It’s important to note these key issues about ISP postmasters:
- They all work in a corporate cost center. During these tough economic times, many of them have had to cut back on resources, such as AOL’s postmaster group, whose team was severely downsized recently. As a result, these individuals have more work to do and less time to work with senders.
- ISP filters have become much more sophisticated and no longer need (or sometimes offer) manual intervention. Unless there’s truly a glitch in their system, most postmasters today will require senders to look at their own data before trying to manually intervene. In some cases, the postmaster does not have a manual override mechanism if the delivery problem is tied to the sender’s reputation.
- A postmaster’s typical response to a sender escalation is to look at whether users who receive the email in the spam/junk folder press the ‘not spam’ or ‘not junk’ button. This is a complicated situation because it’s rare that recipients actually read what’s in their spam/junk folder and feel strongly enough to take a remediation step on behalf of a commercial email sender. In other words, the sender must really be providing value to get that ‘not spam’ click.

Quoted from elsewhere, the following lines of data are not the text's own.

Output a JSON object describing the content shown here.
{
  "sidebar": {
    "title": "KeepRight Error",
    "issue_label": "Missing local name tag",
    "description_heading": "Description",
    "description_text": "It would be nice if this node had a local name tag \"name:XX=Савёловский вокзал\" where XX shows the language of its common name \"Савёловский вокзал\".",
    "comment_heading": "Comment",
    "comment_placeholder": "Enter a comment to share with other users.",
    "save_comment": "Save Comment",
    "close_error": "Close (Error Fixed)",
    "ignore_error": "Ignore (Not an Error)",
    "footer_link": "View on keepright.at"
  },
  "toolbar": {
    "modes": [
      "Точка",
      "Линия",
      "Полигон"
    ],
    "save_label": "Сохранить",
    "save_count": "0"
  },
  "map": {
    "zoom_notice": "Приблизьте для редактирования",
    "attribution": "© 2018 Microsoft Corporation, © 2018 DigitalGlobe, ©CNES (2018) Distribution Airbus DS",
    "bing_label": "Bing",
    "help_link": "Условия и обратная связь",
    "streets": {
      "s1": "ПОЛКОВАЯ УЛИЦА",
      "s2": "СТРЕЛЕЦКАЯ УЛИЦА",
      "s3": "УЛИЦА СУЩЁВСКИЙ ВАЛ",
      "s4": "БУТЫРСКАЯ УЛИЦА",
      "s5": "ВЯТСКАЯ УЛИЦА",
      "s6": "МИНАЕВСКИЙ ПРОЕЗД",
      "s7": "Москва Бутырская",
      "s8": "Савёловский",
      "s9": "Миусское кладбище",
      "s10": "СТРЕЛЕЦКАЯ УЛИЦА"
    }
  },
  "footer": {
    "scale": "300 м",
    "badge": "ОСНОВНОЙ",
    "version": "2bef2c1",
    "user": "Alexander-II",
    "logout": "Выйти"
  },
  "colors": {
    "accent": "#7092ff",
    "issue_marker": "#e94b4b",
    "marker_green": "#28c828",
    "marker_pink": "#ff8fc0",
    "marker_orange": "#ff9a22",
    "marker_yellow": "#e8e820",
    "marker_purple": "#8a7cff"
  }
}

I wish it were easy to pick up a phone or ‘just do lunch’ to get delivery problems fixed. Yet, as a former lobbyist whose previous trade also gets routinely confused by the media, I know that real changes aren’t made by phone calls or direct contacts, but by having objective research and constituent support.